THE ancient city of Nara has lived in the shadow of its neighbor, Kyoto, for centuries. So this year, as Nara marks the 1,300th anniversary of its ascension as Japan’s imperial capital, the city might be forgiven for going over the top.
Nara was a splendor in its time — a world of silks, Chinese scripts and Buddhist culture set in a sleepy landscape. Built by the emperor Shomu, a convert to Buddhism, Nara played an important role in the spread of that religion in Japan, as evidenced by the ancient temples that still dot the city.
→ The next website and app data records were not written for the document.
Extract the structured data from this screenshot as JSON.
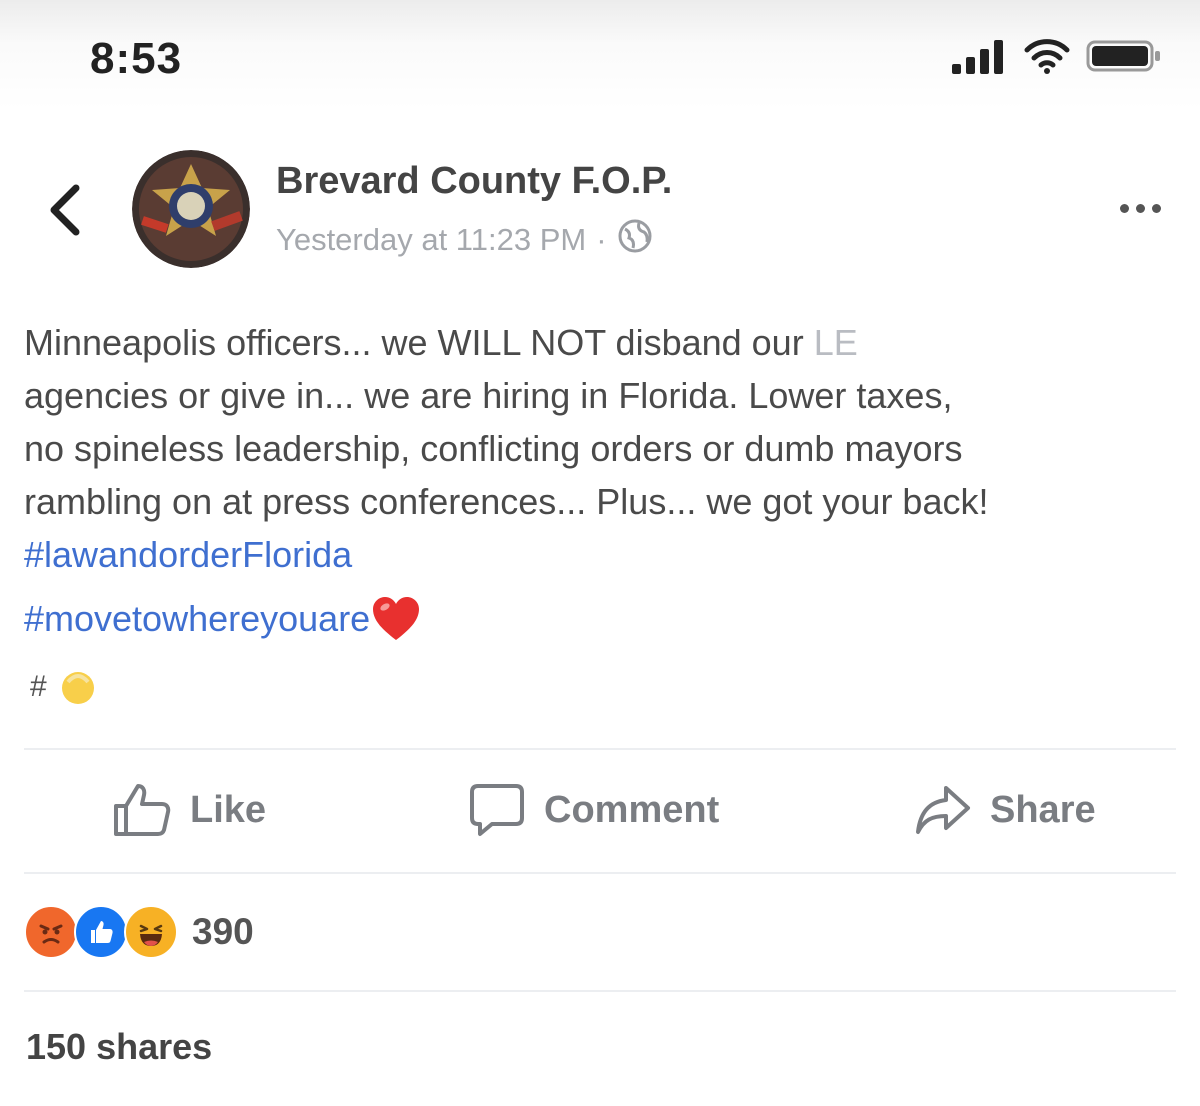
{
  "status_bar": {
    "time": "8:53",
    "icons": [
      "signal-icon",
      "wifi-icon",
      "battery-icon"
    ]
  },
  "post": {
    "page_name": "Brevard County F.O.P.",
    "timestamp": "Yesterday at 11:23 PM",
    "separator": "·",
    "audience_icon": "globe-icon",
    "text_lines": [
      "Minneapolis officers... we WILL NOT disband our ",
      "agencies or give in... we are hiring in Florida. Lower taxes,",
      "no spineless leadership, conflicting orders or dumb mayors",
      "rambling on at press conferences... Plus... we got your back!"
    ],
    "text_line1_tail": "LE",
    "hashtags": [
      "#lawandorderFlorida",
      "#movetowhereyouare"
    ],
    "heart_emoji": "❤️",
    "trailing_hash": "#",
    "trailing_emoji": "emoji-icon"
  },
  "actions": {
    "like_label": "Like",
    "comment_label": "Comment",
    "share_label": "Share"
  },
  "reactions": {
    "icons": [
      "angry-icon",
      "like-reaction-icon",
      "haha-icon"
    ],
    "count": "390"
  },
  "shares": {
    "label": "150 shares"
  },
  "colors": {
    "hashtag": "#3f6fd0",
    "like_reaction": "#1877f2",
    "angry_reaction": "#f0672c",
    "haha_reaction": "#f7b125"
  }
}
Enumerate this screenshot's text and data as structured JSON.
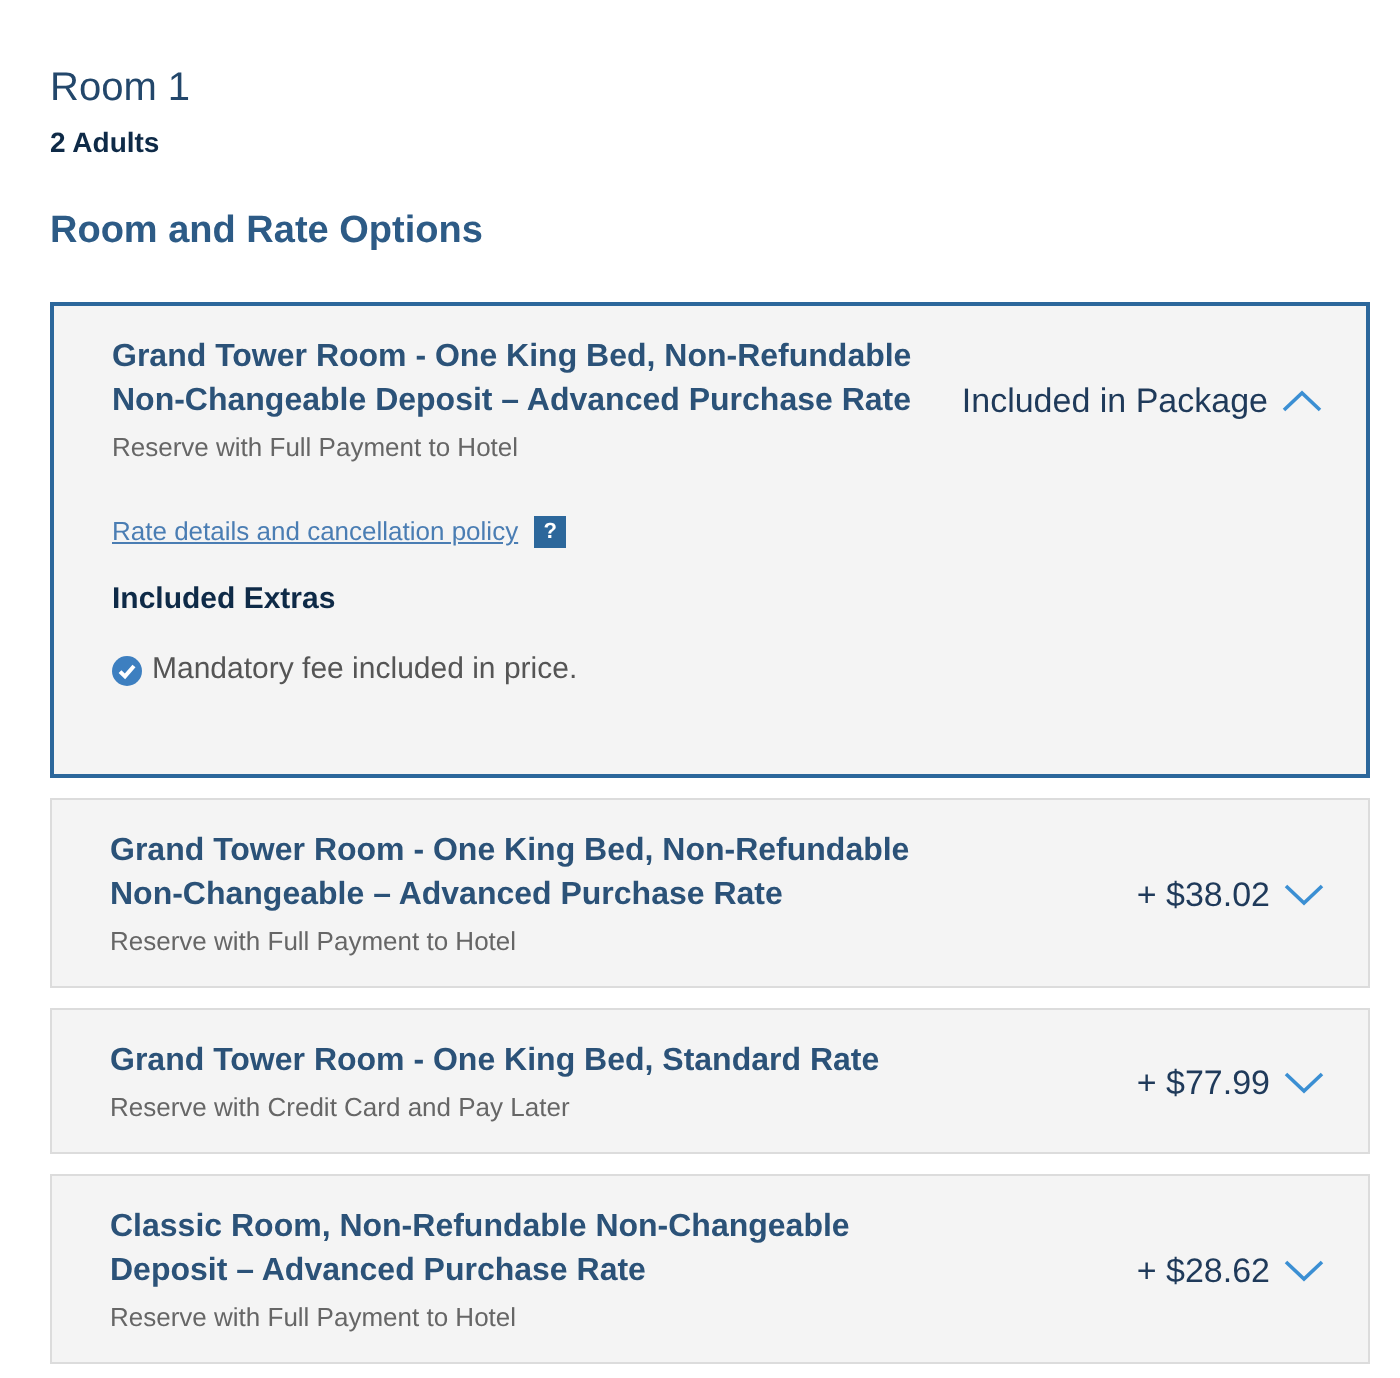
{
  "room": {
    "title": "Room 1",
    "guests": "2 Adults"
  },
  "section_title": "Room and Rate Options",
  "rates": [
    {
      "name": "Grand Tower Room - One King Bed, Non-Refundable Non-Changeable Deposit – Advanced Purchase Rate",
      "payment": "Reserve with Full Payment to Hotel",
      "price": "Included in Package",
      "expanded": true,
      "details": {
        "link": "Rate details and cancellation policy",
        "help": "?",
        "extras_title": "Included Extras",
        "extras": [
          "Mandatory fee included in price."
        ]
      }
    },
    {
      "name": "Grand Tower Room - One King Bed, Non-Refundable Non-Changeable – Advanced Purchase Rate",
      "payment": "Reserve with Full Payment to Hotel",
      "price": "+ $38.02",
      "expanded": false
    },
    {
      "name": "Grand Tower Room - One King Bed, Standard Rate",
      "payment": "Reserve with Credit Card and Pay Later",
      "price": "+ $77.99",
      "expanded": false
    },
    {
      "name": "Classic Room, Non-Refundable Non-Changeable Deposit – Advanced Purchase Rate",
      "payment": "Reserve with Full Payment to Hotel",
      "price": "+ $28.62",
      "expanded": false
    }
  ]
}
Now it is celebrating that history in style.
After a $100 million investment, the eighth-century palace that once anchored Heijyokyo (Nara’s ancient name), only to be razed following the transfer of the capital to Kyoto in A.D. 784, has been painstakingly rebuilt and is scheduled to open on April 24. To celebrate the cultural diversity of the Nara Period, when the city reigned as the capital, Nara has built a life-size replica of a ship that carried Japanese envoys to and from Tang China.
But the restored palace and ship are just stage-setters for a yearlong festival (300.jp/foreign/english) to celebrate the city and its history. In the works are carnivals, fairs and musical performances drawing on an era that saw the rise of Buddhism in Japan, as well as the increased influence of the Tang Dynasty.
A highlight, officials say, is the “Corridor of Light” festival from Aug. 20 to 27, when the palace will be illuminated with candles and LED lights.
At the recreated palace, a 15-minute walk or short shuttle bus ride from Kintetsu Yamato-Saidaiji Station, guards in period armor will re-enact something akin to an ancient Japanese version of Buckingham Palace’s changing of the guard three times a day, between April 24 and Nov. 7.
At the heart of the city is Nara Park, and nearby is the Todaiji Temple, and home to Japan’s largest Buddha statue, erected in 752.
The city’s modern-day charms, however, lie in Naramachi, a historic merchant area in the heart of the city, which is now home to small museums, traditional town houses and a scattering of quaint cafes and restaurants.
Ryo Yonehara, a Nara native who recently started an English language magazine, Nara Explorer, recommends taking at least an afternoon to explore Naramachi’s mazelike paths. “Strolling through Naramachi is when you’ll really fall in love with Nara,” he said.